Chemistry: BeAl2O4;

Crystal system: Rhombic, Rhombo-dipyramidal symmetry class (point symmetry group);

Color: The main color of alexandrite (green-red), like the alexandrite effect, is caused by the admixture of Cr3+, isomorphically displacing Al3+.

Hues and colors other than the classical ones are caused by an admixture of Fe3+ and/or V3+.

Identification properties

Physical properties
Mohs hardness: 8-8,5
Density: 3,64 – 3,78 g/cm3
Cleavage: distinct on (011), from imperfect to poor on (100)
Fracture: conchoidal to uneven
Optical properties
Optical character: anisotropic, biaxial (from negative to positive)
Refractive Index: Np =1,744 – 1,748, Nm =1,747 – 1,753, Ng =1,753 – 1,758
Birefringence: 0,007 – 0,011
Pleochroism: distinct: red-yellow-green
Dispertion: 0,015 (BG)
Luster: vitreous, greasy, unctuous

Inclusions and structural inhomogeneities

Gem basic treatments

Sometimes filling surface-reaching fractures or cavities with oil, epoxy compounds, and wax is used to improve the apparent clarity of gem materials and appearance.

Synthetic or Imitation gem materials

Synthetic alexandrite is produced both for technical purposes and for jewelry inserts.

A method of stretching from the melt, methods of zone melting, method of temperature gradient - flux (from the solution in the melt) are outlined among the methods for the alexandrite synthesis.
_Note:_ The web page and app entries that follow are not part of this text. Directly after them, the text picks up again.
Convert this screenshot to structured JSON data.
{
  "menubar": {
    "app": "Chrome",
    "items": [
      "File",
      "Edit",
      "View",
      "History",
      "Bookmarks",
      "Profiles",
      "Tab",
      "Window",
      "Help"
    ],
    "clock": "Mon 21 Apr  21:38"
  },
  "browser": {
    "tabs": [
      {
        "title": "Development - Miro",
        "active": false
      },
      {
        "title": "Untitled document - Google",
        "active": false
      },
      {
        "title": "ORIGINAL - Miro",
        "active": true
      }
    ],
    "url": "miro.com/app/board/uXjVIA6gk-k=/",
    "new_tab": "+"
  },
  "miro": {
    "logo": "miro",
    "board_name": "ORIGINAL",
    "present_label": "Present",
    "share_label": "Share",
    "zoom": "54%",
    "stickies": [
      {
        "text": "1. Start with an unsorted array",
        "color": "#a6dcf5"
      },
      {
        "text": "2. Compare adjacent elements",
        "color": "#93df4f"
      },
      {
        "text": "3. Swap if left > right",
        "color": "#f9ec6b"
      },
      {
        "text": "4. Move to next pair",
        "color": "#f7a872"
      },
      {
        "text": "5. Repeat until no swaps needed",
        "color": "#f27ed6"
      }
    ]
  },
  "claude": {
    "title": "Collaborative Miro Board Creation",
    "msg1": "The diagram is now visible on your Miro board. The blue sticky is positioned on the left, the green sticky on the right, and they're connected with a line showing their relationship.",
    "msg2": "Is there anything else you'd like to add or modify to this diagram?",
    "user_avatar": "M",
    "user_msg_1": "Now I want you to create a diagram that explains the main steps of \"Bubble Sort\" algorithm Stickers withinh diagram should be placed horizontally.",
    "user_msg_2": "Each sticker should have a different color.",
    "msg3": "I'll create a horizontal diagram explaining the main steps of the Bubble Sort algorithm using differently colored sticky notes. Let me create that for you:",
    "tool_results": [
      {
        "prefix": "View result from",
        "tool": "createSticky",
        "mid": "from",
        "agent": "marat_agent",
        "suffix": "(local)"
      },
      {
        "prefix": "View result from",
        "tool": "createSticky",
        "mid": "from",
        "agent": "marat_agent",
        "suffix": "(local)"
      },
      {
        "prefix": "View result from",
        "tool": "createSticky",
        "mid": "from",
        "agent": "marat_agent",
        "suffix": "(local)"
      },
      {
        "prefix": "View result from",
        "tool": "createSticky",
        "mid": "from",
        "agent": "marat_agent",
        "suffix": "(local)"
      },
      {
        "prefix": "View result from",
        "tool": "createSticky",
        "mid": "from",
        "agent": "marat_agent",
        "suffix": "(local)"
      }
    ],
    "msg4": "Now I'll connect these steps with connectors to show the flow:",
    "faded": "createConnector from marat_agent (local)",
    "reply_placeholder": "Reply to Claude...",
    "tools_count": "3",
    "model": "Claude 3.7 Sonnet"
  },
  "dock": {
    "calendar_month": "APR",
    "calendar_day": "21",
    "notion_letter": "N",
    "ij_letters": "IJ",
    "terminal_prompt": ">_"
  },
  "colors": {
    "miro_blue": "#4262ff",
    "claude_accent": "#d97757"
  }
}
Gas-flame method and the method of temperature gradient - hydrothermal (from aqueous solution) are used very rare.

The most commonly encountered synthetic alexandrite is as follows:

  • natural "hard" minerals with alexandrite effect (garnets, corundums, spinel);
  • "soft" minerals with natural or "induced" as a result of treatment with alexandrite effect (apatite, fluorite, etc.) - mainly in the form of cabochons;
  • synthetic minerals with a similar color effect (fianit, garnet, spinel, corundum);
  • doublets and triplets; the most frequent combinations are garnet + glass, chrysoberyl + glass, corundum + glass;
  • alexandrite glass.

Inclusions and structural inhomogeneities